By testing urine for the chemical ‘fingerprints’ of different foods, the scientists’ recent research demonstrated that they could determine whether individuals are eating healthy diets or not.
The chemical ‘fingerprints’ they identified are substances called metabolites which are unique to different foodstuffs – those for healthy foods such as raspberries, salmon, broccoli and orange juice have already been identified.
The next stage for the scientists at Aberystwyth and Newcastle is to develop a simple test with the potential to revolutionise health care by determining whether people are eating a healthy diet or not.
The new test is being developed by Professor John Draper and colleagues at IBERS (the Institute of Biological, Environmental and Rural Sciences) at Aberystwyth University and by Professor John Mathers and his team in the Human Nutrition Research Centre (HNRC) at Newcastle University.
The scientists believe the test will even be able to distinguish between similar foods such as whether someone has eaten red, white or processed meat and so help in understanding links between these foods and health.
“This kind of test has enormous potential as a weapon against many chronic diseases,” said Professor John Draper of IBERS, who is leading the work at Aberystwyth.
“It will help doctors, nurses, dieticians and nutritionists to work out what their patients have been eating.
Newcastle University’s Professor Mathers added; “In the longer run, this kind of test will help to uncover new links between eating patterns and health.
“As our knowledge about metabolite markers of other foods grows, we will be able to add these to our test and it should mean that researchers will be able to say for certain which foods help protect against specific diseases and which we should encourage to promote better health.”

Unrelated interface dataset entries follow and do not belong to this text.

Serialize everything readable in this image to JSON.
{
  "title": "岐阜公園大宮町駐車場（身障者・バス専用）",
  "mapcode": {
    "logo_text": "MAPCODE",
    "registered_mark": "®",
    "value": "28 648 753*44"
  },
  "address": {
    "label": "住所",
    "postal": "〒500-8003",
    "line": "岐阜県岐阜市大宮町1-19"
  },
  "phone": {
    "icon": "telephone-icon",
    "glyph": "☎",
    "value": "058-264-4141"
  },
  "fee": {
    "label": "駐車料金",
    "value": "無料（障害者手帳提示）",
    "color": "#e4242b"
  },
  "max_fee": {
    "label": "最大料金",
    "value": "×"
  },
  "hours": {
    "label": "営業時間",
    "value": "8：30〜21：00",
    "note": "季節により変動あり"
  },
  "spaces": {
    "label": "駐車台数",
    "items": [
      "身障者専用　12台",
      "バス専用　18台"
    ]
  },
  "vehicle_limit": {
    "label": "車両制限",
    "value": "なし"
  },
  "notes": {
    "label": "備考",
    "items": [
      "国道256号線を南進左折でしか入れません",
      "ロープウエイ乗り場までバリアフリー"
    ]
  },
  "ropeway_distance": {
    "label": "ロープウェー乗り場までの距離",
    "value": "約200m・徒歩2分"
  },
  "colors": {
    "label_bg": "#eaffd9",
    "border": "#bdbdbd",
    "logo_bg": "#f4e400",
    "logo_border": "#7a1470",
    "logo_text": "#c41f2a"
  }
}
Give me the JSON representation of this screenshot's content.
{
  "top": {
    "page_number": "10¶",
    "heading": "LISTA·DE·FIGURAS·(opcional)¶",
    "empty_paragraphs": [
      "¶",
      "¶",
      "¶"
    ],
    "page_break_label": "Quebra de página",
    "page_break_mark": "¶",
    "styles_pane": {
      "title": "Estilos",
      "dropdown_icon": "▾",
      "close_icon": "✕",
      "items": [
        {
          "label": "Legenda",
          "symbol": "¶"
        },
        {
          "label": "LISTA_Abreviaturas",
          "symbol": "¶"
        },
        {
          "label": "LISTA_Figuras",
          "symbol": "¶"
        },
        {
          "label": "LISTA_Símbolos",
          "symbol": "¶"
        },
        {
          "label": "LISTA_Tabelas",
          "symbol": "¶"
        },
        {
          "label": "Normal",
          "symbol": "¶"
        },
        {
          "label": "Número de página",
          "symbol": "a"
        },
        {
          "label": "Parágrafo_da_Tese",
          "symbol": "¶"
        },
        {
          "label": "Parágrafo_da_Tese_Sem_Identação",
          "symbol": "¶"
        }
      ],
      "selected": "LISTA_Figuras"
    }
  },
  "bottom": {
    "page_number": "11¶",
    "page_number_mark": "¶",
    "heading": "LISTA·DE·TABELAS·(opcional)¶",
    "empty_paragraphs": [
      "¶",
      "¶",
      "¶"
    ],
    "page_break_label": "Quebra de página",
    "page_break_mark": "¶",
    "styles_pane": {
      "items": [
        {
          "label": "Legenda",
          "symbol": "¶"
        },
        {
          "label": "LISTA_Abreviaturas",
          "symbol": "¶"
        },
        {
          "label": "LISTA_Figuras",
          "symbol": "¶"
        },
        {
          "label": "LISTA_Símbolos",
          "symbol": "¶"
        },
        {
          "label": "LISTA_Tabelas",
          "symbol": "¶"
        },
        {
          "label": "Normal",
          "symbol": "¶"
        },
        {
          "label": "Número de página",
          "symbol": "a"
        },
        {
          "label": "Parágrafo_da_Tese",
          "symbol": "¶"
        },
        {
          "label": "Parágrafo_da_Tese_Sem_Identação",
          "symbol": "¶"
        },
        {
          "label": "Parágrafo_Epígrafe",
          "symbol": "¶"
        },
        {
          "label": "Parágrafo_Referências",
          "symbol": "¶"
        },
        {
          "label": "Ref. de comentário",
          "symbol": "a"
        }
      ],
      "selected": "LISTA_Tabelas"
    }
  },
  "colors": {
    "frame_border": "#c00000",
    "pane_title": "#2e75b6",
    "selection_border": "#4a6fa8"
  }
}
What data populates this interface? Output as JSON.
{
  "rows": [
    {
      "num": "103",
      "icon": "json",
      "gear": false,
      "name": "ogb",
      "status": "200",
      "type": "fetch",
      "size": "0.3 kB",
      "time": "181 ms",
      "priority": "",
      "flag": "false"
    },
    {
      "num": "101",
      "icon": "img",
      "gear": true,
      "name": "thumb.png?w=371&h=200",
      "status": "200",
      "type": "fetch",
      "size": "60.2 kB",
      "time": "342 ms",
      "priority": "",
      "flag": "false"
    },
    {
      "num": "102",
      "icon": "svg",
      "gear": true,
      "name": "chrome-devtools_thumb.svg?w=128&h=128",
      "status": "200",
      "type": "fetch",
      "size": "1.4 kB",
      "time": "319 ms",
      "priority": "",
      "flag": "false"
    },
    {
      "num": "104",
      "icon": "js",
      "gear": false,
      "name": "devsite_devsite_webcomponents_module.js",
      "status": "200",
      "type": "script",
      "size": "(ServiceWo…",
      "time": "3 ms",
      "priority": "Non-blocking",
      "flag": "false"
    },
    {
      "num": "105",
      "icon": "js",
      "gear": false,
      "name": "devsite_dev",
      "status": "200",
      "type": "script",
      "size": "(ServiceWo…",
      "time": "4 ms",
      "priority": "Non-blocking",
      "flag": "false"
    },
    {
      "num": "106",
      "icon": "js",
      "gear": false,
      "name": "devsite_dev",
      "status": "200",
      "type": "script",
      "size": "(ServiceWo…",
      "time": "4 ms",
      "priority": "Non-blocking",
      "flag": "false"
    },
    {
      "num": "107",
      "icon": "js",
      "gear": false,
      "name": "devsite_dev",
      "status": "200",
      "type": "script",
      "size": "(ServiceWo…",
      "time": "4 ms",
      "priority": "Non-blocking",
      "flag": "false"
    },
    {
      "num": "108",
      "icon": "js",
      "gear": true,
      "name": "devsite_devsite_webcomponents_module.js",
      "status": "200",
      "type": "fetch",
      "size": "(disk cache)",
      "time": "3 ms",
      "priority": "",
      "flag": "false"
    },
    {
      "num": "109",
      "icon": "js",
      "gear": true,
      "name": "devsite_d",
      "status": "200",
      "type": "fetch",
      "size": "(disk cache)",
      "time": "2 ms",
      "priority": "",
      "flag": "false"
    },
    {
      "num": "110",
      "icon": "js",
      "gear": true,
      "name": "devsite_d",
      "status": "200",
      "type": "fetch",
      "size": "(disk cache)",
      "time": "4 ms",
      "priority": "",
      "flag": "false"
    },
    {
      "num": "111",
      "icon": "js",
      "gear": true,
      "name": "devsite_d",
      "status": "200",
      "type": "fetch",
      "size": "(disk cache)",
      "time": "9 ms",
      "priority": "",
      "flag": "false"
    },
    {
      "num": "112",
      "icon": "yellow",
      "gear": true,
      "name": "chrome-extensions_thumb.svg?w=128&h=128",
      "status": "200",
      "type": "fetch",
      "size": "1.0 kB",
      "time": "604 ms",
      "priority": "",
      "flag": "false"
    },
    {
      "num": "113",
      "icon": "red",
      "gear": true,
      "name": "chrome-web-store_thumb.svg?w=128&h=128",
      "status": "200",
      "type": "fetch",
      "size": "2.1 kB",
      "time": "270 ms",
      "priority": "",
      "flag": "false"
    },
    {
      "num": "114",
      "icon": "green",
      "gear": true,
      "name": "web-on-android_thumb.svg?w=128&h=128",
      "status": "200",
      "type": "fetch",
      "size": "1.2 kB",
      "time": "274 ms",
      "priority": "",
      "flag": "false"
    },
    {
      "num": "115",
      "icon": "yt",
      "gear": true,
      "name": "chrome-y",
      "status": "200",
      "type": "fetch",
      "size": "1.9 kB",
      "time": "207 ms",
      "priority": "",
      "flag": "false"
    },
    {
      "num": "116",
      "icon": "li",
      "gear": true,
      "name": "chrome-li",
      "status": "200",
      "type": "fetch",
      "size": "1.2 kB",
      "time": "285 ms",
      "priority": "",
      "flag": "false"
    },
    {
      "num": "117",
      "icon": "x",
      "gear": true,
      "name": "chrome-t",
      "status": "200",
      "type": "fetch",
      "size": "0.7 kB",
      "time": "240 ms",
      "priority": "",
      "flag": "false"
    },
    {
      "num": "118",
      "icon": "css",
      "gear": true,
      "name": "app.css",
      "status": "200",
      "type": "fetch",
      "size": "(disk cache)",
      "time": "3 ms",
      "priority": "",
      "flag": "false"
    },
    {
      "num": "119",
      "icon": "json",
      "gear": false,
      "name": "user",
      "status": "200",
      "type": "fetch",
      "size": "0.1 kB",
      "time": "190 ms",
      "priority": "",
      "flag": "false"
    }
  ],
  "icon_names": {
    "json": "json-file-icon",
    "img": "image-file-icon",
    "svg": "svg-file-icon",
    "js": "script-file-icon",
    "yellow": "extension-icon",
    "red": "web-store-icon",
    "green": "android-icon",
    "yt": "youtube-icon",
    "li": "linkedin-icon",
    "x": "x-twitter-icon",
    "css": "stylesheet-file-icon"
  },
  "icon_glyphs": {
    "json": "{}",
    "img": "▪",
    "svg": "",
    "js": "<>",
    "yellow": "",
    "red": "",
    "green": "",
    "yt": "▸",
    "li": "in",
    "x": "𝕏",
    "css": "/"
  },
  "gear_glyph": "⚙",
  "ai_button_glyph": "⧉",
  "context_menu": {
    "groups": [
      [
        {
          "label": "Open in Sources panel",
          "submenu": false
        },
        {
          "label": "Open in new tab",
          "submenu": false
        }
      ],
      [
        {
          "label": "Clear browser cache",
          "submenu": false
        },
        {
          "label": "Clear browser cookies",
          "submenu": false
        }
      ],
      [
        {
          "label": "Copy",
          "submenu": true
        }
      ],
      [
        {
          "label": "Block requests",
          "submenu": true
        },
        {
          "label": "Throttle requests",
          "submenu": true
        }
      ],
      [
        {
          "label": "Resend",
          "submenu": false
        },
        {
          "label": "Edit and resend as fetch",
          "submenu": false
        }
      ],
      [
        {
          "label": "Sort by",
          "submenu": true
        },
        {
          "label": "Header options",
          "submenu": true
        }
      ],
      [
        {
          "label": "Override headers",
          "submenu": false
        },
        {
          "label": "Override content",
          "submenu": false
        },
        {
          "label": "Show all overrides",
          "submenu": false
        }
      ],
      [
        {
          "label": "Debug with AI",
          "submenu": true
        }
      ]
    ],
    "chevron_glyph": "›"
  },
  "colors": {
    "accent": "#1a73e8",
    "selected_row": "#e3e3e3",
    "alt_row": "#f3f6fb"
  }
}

The longer term aim of the research is to develop a simple dipstick test – a sensor dipped into urine which will provide an instant readout of the main foods that the person has eaten.